The rest of our stay in the city was so great that our plan to tour the wine country of the Hunter Valley, an hour or so north of Sydney, gave way to a day spent wandering Sydney, including Darling Harbor and the Sydney Aquarium. After visiting a cool bookstore called Berkelouw Paddington Bookshop (berkelouw.com.au/stores/paddington) to stock the girls up on reading material, we found a great brewpub called The Local Taphouse in Darlinghurst. It was adjacent to the Sydney College of Fine Arts campus and served great food and even better beer (thelocal.com.au). We enjoyed both while outdoors on their 3rd floor deck in the 80 degree weather. Did I mention Sydney’s temperate climate?
That was one of many great meals we had in Sydney, including our Christmas Eve dinner at The Woods in The Four Seasons Hotel. This was the first time we celebrated the Christmas holiday away from home, and we did the best we could to replicate what we do in Michigan. The good news is that our “Elf on the Shelf” Lilly and Santa Claus both visited us in Australia. On Christmas Day we all got presents. Later, we had a blast at our Christmas Day brunch at Wolfies restaurant in the Rocks section of Sydney, located right on Sydney Harbor (docksidegroup.com.au/restaurants/wolfies). Karen and I began the festivities with champagne. The contemporary Australian cuisine and wine that followed were superb. Things got more festive as we were serenaded with holiday songs by a quartet of talented Australian singers, who sang directly to the girls and had them completely captivated by the performance.

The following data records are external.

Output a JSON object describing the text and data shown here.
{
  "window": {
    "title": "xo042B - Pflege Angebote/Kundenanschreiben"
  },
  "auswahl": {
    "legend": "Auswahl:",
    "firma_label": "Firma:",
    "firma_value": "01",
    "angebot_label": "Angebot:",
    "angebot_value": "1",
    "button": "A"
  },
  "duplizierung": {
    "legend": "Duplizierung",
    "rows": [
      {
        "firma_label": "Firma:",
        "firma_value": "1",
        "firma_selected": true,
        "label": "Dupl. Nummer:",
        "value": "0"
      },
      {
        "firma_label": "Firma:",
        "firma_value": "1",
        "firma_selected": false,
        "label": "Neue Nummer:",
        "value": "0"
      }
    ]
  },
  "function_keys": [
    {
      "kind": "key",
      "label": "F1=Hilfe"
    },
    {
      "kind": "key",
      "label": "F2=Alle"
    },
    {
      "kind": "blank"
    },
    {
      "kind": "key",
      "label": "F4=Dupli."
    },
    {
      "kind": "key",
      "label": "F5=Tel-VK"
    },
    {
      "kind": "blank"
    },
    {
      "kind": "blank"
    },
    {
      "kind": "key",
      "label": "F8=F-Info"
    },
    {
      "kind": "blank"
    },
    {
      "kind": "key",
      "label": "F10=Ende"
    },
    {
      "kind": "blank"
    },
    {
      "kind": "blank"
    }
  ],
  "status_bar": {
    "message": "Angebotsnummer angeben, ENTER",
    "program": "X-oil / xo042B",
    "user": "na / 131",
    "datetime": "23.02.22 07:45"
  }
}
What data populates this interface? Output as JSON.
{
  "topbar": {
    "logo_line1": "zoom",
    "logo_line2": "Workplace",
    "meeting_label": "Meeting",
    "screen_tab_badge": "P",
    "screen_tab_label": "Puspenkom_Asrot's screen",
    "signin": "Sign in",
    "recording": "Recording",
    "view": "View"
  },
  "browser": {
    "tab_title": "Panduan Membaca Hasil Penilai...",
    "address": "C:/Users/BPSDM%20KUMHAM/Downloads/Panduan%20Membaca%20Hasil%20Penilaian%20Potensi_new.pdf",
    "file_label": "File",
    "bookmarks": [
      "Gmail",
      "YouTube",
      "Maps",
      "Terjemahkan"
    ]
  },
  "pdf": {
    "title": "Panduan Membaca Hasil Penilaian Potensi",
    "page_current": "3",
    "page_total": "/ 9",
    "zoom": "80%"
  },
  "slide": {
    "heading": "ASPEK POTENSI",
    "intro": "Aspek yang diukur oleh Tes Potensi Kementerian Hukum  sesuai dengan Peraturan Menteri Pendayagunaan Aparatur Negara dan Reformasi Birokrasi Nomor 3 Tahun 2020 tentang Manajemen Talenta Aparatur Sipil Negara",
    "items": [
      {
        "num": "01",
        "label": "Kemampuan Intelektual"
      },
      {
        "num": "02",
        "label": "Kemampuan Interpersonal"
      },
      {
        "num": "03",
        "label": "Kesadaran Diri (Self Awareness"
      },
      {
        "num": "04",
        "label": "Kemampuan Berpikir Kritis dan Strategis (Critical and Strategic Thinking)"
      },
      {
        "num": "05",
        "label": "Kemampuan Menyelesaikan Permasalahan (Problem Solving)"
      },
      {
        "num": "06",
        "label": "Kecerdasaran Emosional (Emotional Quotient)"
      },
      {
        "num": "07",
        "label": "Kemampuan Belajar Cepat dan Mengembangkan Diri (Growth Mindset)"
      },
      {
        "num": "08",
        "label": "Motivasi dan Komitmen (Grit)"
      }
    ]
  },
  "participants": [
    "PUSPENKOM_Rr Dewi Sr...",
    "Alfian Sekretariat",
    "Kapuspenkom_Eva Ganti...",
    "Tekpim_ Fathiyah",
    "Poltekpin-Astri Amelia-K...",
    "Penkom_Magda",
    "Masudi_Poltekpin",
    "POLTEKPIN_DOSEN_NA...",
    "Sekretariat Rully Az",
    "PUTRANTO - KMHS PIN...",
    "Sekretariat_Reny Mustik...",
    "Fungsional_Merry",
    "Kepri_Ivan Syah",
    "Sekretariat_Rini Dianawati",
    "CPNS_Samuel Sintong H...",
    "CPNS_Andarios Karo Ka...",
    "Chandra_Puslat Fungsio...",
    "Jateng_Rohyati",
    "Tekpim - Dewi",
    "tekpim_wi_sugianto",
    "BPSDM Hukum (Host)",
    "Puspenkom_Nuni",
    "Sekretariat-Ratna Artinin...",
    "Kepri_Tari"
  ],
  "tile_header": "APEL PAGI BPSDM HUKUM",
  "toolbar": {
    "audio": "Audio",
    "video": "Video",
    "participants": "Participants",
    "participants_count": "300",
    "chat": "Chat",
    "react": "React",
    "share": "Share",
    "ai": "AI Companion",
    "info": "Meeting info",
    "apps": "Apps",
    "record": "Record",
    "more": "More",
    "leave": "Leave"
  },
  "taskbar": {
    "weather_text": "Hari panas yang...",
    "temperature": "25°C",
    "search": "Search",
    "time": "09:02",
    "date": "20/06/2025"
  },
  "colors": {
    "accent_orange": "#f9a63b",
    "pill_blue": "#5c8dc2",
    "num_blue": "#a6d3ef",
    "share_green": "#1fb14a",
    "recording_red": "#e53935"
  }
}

While in Sydney, we stayed at the Quay West Suites in a two-bedroom, Harbourside room (accorhotels.com/gb/hotel-8764-quay-west-suites-sydney). We had the same amazing view as guests of the neighboring Fours Seasons and Shangri-La hotels but for about half the price. I refer to it as “luxury light” because Quay West doesn’t have all the bells and whistles that the other two hotels have, but it was clean, the staff was efficient and helpful, and the room service was good. That said, the true pleasure of the hotel came in the view from our balcony, where I spent lots of time staring longingly at Sydney Harbor in all its glory.
Australia, Australians, and particularly Sydney, blew me away. The people couldn’t be more friendly and fun to be around. We only saw a small portion of the country (to my Melbourne friends, I promise we will get there next time), but what we saw was spectacular and will most likely draw us back “down under” in the future. Then there was Sydney, a jewel of a city that is far more beautiful than the glamour shots you see in travel magazines. It is an electric city that still gives me chills when I talk about it.
Okay, fine! I will admit it, I’m having an affair with Sydney in my mind. Yes, I still love you Shanghai, but Sydney is spectacular and everything I want in a big, Asia Pacific city. All the things that are right with Shanghai, Sydney has. All the things that are wrong with Shanghai, Sydney has fixed or avoided altogether. I feel a little conflicted about this, but, if given my choice, I would live in Sydney over any other city in the world. Yes, I’m ashamed to say it, but feel better for admitting my cerebral transgression. Now I just need to get a job there so my wife and family can join me in my Sydney affair.